- depends on the scope of benefits chosen and the person's risk and age of entry into the private system;
- is used to build up savings for the rising health costs at higher age (which is required by law).
Since private health insurance is usually more expensive than public health insurance, the higher premiums must then be paid out of a lower income. Additionally, not everyone can be part of private health insurance. The following groups of people are often insured with this scheme:
- Employees (only if their gross income is above the income mentioned above 5,213 Euros per month).
- Self-employed persons and freelancers.
- German civil servants.
- Persons working part-time and earning less than 450 Euros per month (mini-job, volunteers).
The insured person initially pays any treatment costs in advance and then, the insurance company reimburses these costs upon submission of an invoice, so-called cost reimbursement principle. In my opinion, it is pretty transparent and a person can see all the services/procedures that were given (sometimes doctors even charge you for speaking in English!).
If you are foreigner
As a volunteer, I have private insurance from Cigna. In general, I am relatively satisfied with the service, since being privately insured sometimes means that you get appointments earlier than the other people with public insurance. Honestly, this is a strange feeling to be privileged in the country, where normally I don’t feel like that.
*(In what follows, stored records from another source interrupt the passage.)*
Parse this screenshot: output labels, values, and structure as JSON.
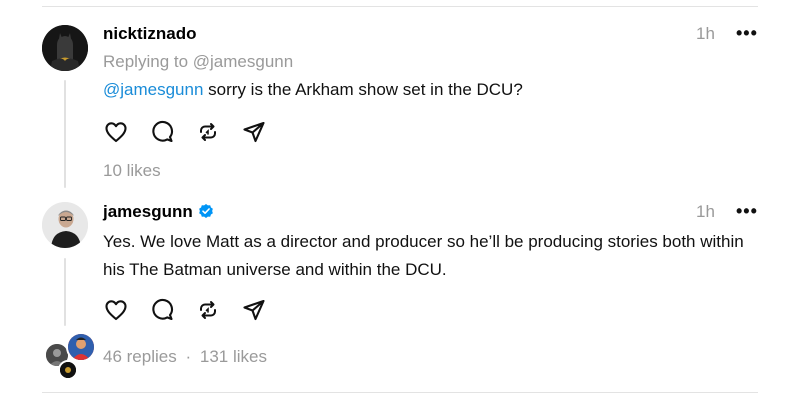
{
  "post1": {
    "username": "nicktiznado",
    "time": "1h",
    "more": "•••",
    "reply_to": "Replying to @jamesgunn",
    "mention": "@jamesgunn",
    "text": " sorry is the Arkham show set in the DCU?",
    "likes": "10 likes"
  },
  "post2": {
    "username": "jamesgunn",
    "verified_icon": "verified-badge-icon",
    "time": "1h",
    "more": "•••",
    "text": "Yes. We love Matt as a director and producer so he’ll be producing stories both within his The Batman universe and within the DCU.",
    "replies": "46 replies",
    "separator": "·",
    "likes": "131 likes"
  },
  "icons": {
    "like": "heart-icon",
    "comment": "comment-icon",
    "repost": "repost-icon",
    "share": "send-icon"
  },
  "colors": {
    "mention": "#1a8cd8",
    "muted": "#9a9a9a",
    "verified": "#0095f6"
  }
}
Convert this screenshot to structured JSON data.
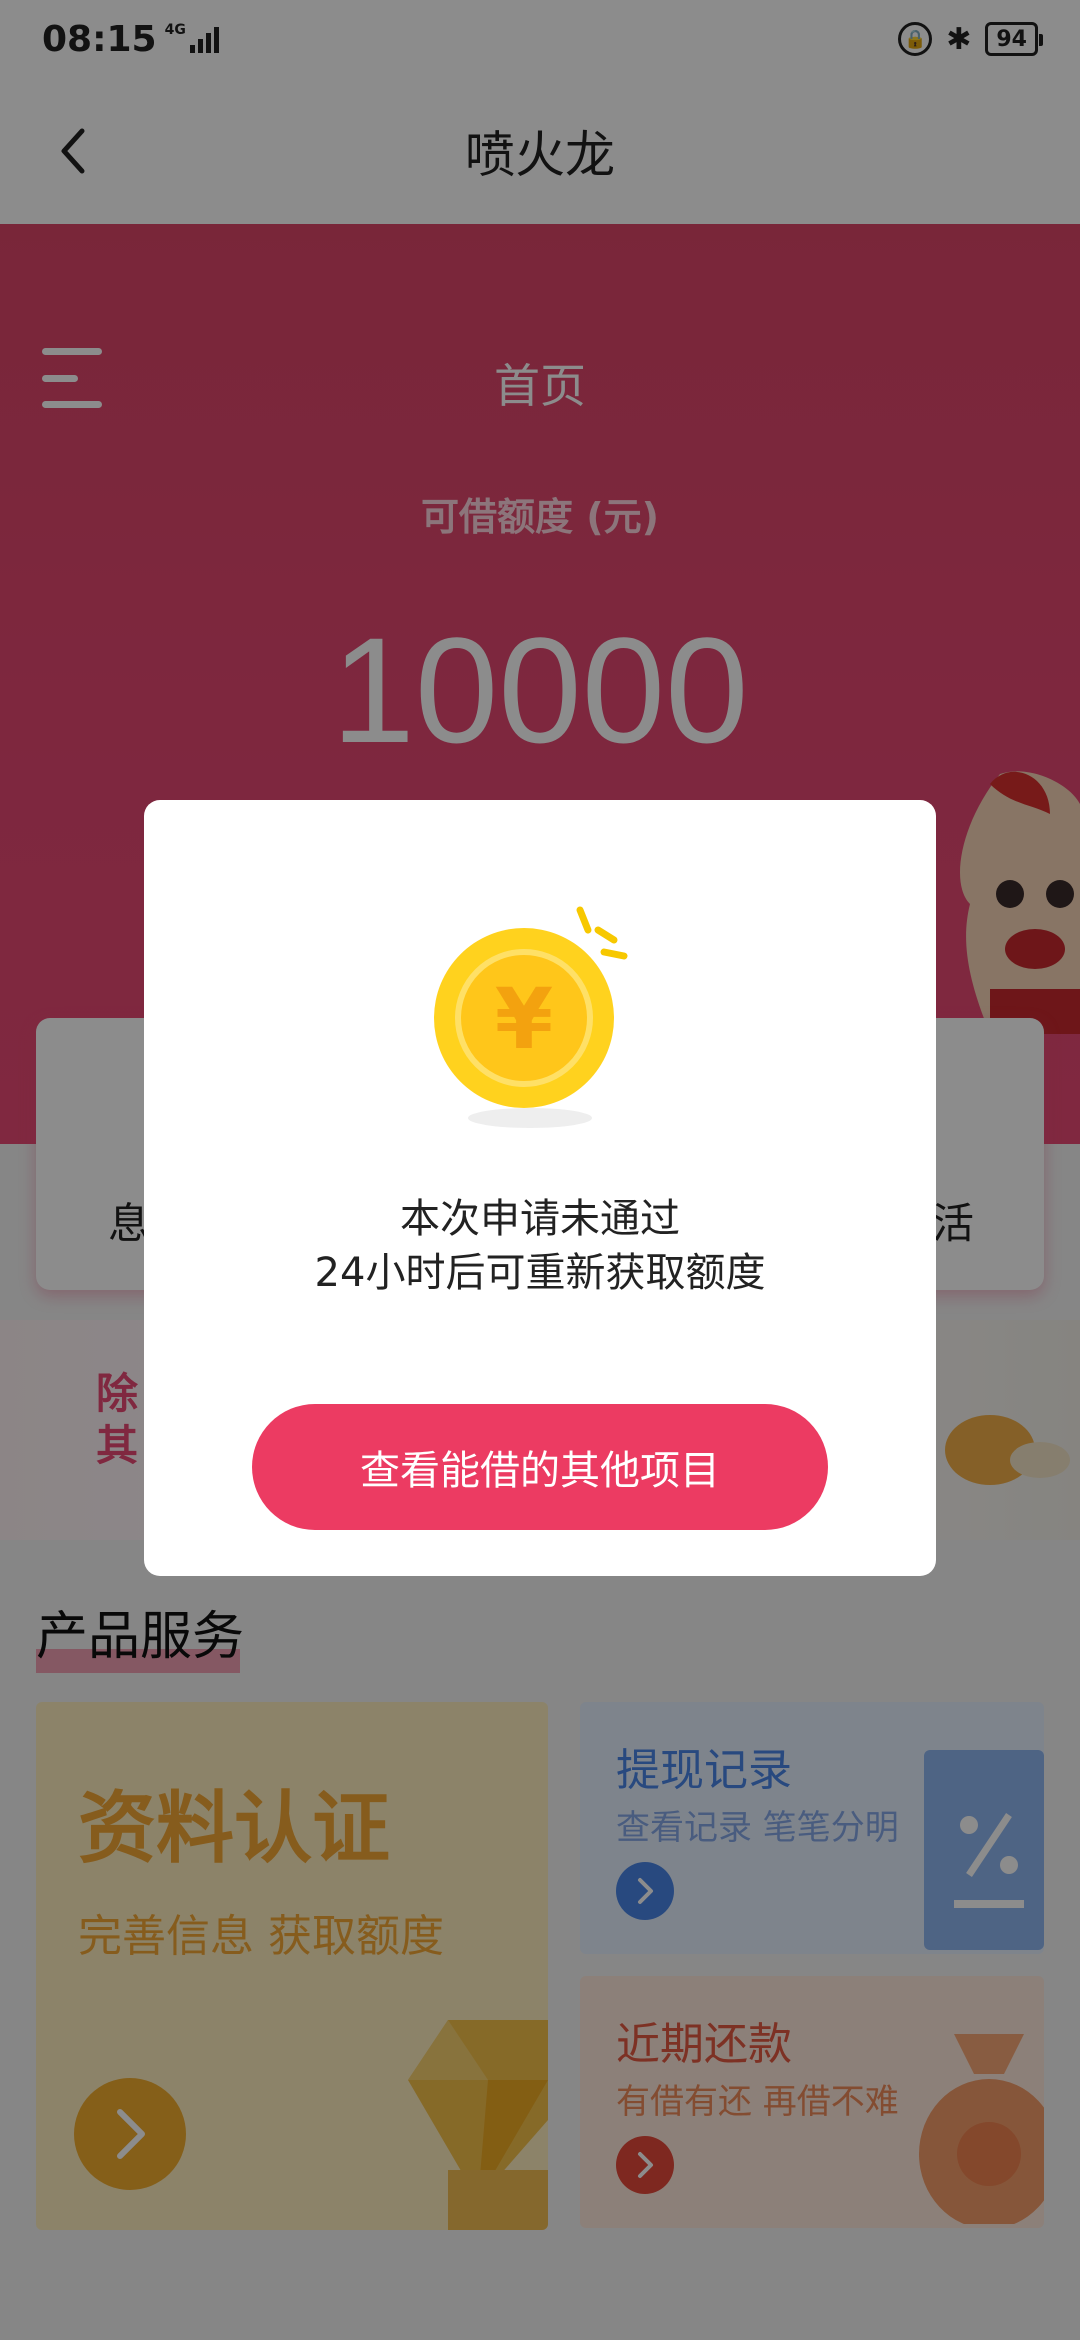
{
  "status_bar": {
    "time": "08:15",
    "network": "4G",
    "battery": "94"
  },
  "nav": {
    "title": "喷火龙"
  },
  "hero": {
    "home_label": "首页",
    "limit_label": "可借额度 (元)",
    "limit_value": "10000"
  },
  "feature_card": {
    "left_text": "息",
    "right_text": "活"
  },
  "banner": {
    "line1": "除",
    "line2": "其"
  },
  "services": {
    "title": "产品服务",
    "cards": [
      {
        "title": "资料认证",
        "subtitle": "完善信息 获取额度",
        "icon": "diamond-icon",
        "color": "#f4a836"
      },
      {
        "title": "提现记录",
        "subtitle": "查看记录 笔笔分明",
        "icon": "document-percent-icon",
        "color": "#4a86e8"
      },
      {
        "title": "近期还款",
        "subtitle": "有借有还 再借不难",
        "icon": "money-bag-icon",
        "color": "#e45a43"
      }
    ]
  },
  "dialog": {
    "icon": "yen-coin-icon",
    "message_line1": "本次申请未通过",
    "message_line2": "24小时后可重新获取额度",
    "action_label": "查看能借的其他项目"
  },
  "colors": {
    "brand": "#e94a75",
    "action": "#ec3b62"
  }
}
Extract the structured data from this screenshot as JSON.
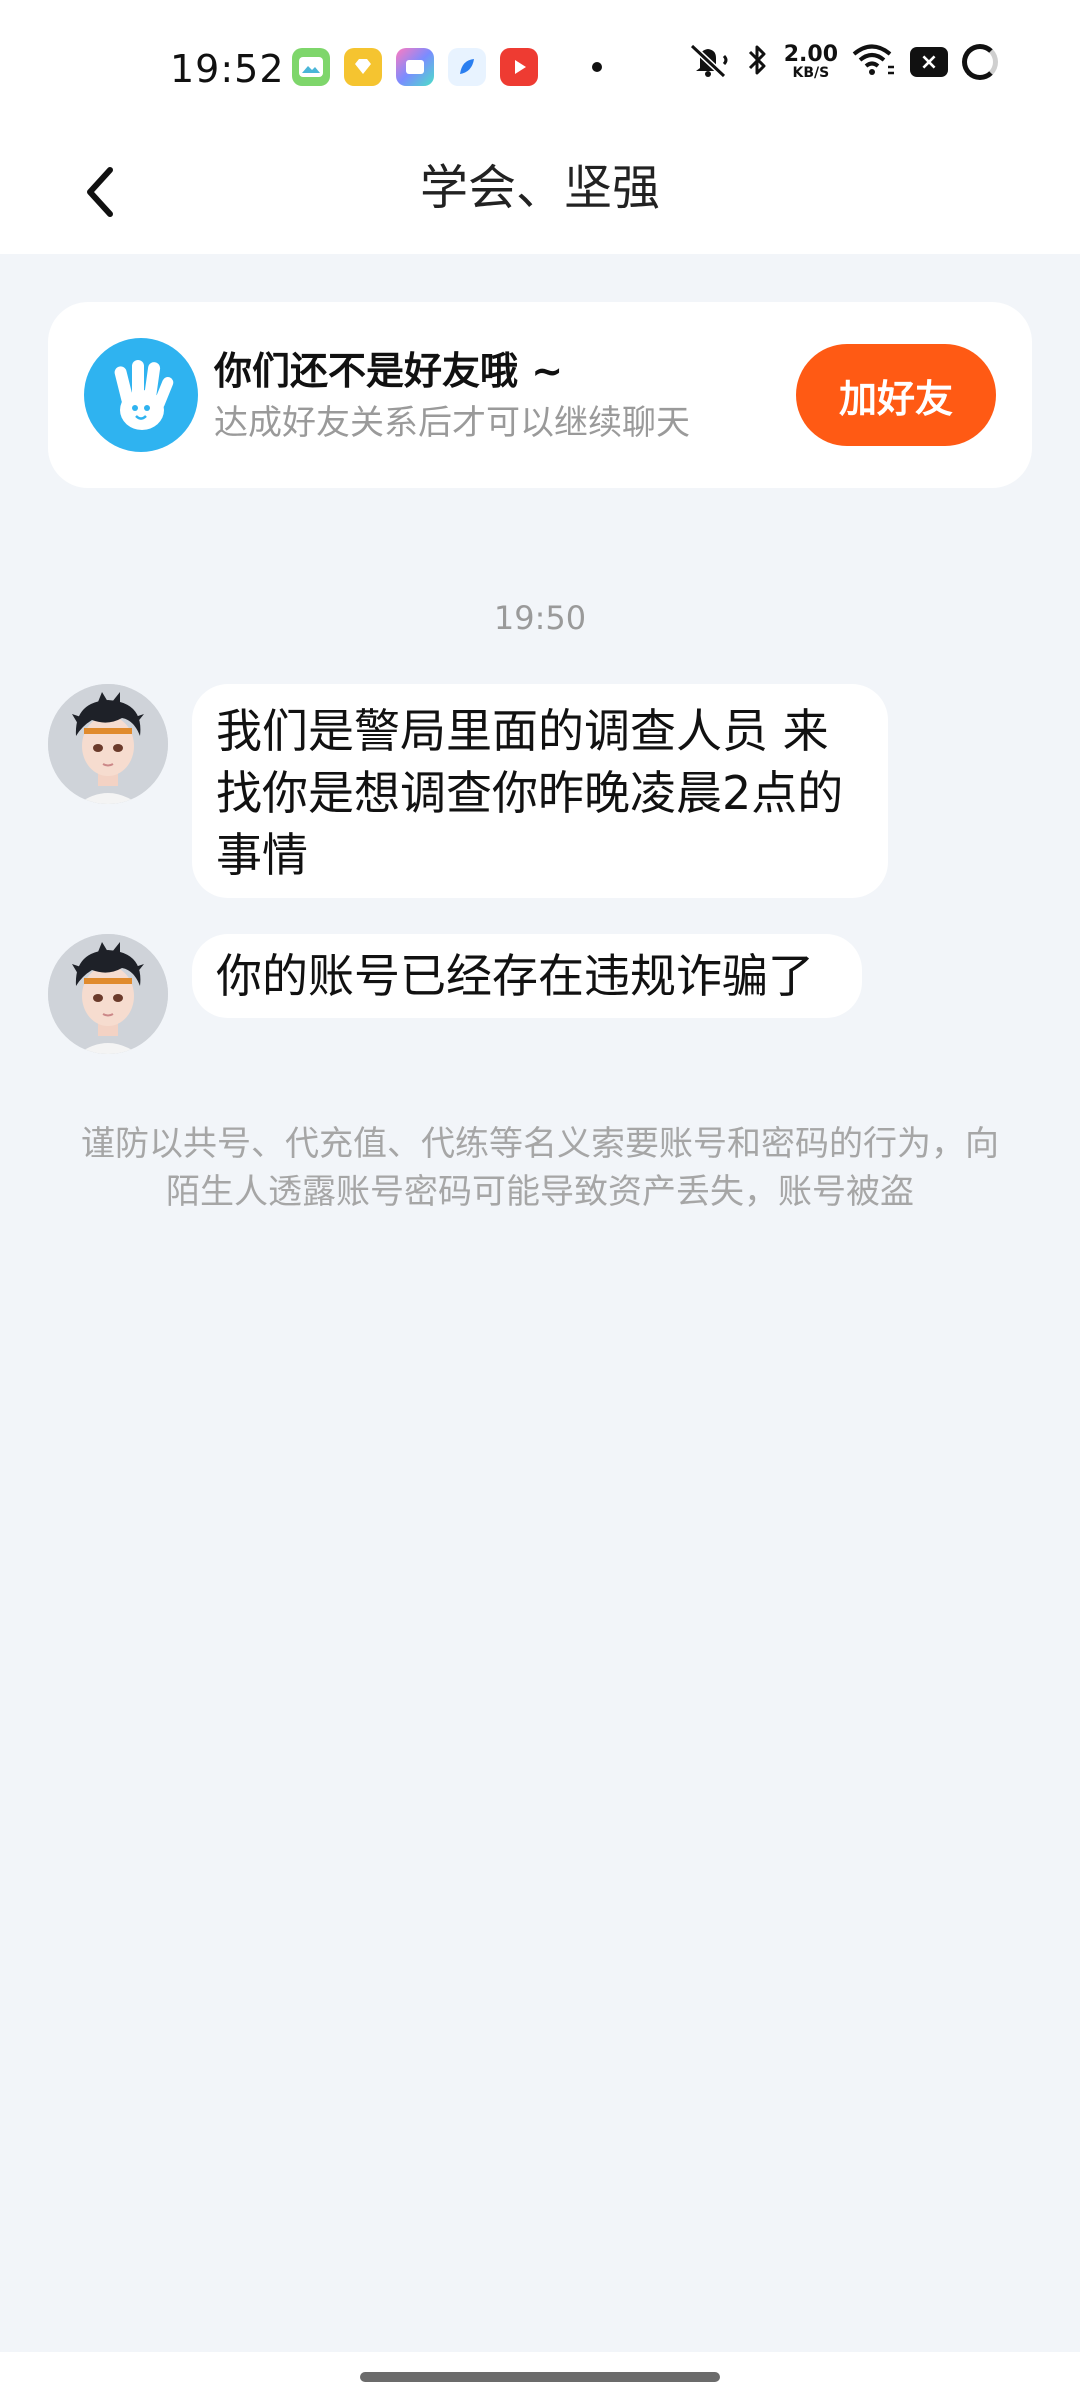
{
  "status_bar": {
    "time": "19:52",
    "net_speed_value": "2.00",
    "net_speed_unit": "KB/S",
    "battery_glyph": "×",
    "icons": [
      "gallery-icon",
      "yellow-app-icon",
      "colorful-app-icon",
      "blue-app-icon",
      "video-app-icon",
      "mute-icon",
      "bluetooth-icon",
      "wifi-icon",
      "battery-icon",
      "loading-icon"
    ]
  },
  "header": {
    "title": "学会、坚强"
  },
  "banner": {
    "title": "你们还不是好友哦 ~",
    "subtitle": "达成好友关系后才可以继续聊天",
    "button_label": "加好友",
    "button_color": "#ff5a14",
    "icon": "waving-hand-icon"
  },
  "chat": {
    "timestamp": "19:50",
    "messages": [
      {
        "text": "我们是警局里面的调查人员  来找你是想调查你昨晚凌晨2点的事情"
      },
      {
        "text": "你的账号已经存在违规诈骗了"
      }
    ],
    "warning": "谨防以共号、代充值、代练等名义索要账号和密码的行为，向陌生人透露账号密码可能导致资产丢失，账号被盗"
  }
}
Unfortunately, I needed to attend doctors many times during my voluntary service and received invoices with a large amount of money to pay (some of them were even exceeding my monthly income!). Nevertheless, on those occasions, my hosting organization, who paid to the doctors in advance, helped greatly. Otherwise, I would need to wait for 4-6 weeks before getting the reimbursement back. So this is one of the disadvantages of being privately insured.
Normally, for international people insurance companies are having special policies and rates that are adapted to the needs and length of stay, which must be proved as well. Moreover, the insurance expiries once the person returns back home or the coverage can be extended for 1-2 months, but only in the home country.
Students from non-EU countries take out either public or private health insurance in Germany during their stay. From the age of 30 or after the 14th semester, students in Germany no longer have government coverage; they must take out private insurance. And respectively should pay more, so it is another advantage of being young and pay less fee.
It is also needed to say that in some cases not everything is covered by the insurance and before making any serious procedure or operation the person should check it with the insurance! Then, supplementary insurance can be used to fill care gaps in health insurance. It is concluded with a private insurance company, regardless of income, and regularly includes such types of supplementary insurance: nursing, dental or hospital care.
Even though, Germany is having a high level of customer satisfaction in the healthcare sphere and one of the biggest spenders on healthcare in Europe with the multi-payer model for medical insurance funded by the government, employers, and private individuals. The public healthcare system is heavily subsidized by the government and is covering the majority of the population with a lot of advantages. Although in Germany it is reported some of the lowest waiting times, in some cases for specific procedure or examination you can wait for an appointment even 5-6 months! The other things apply to the holders of private insurance, including foreigners and people with a higher income, who can get a visit even in the same week. As for me, of course, such a system may be stable and works well, but simultaneously somehow divides society.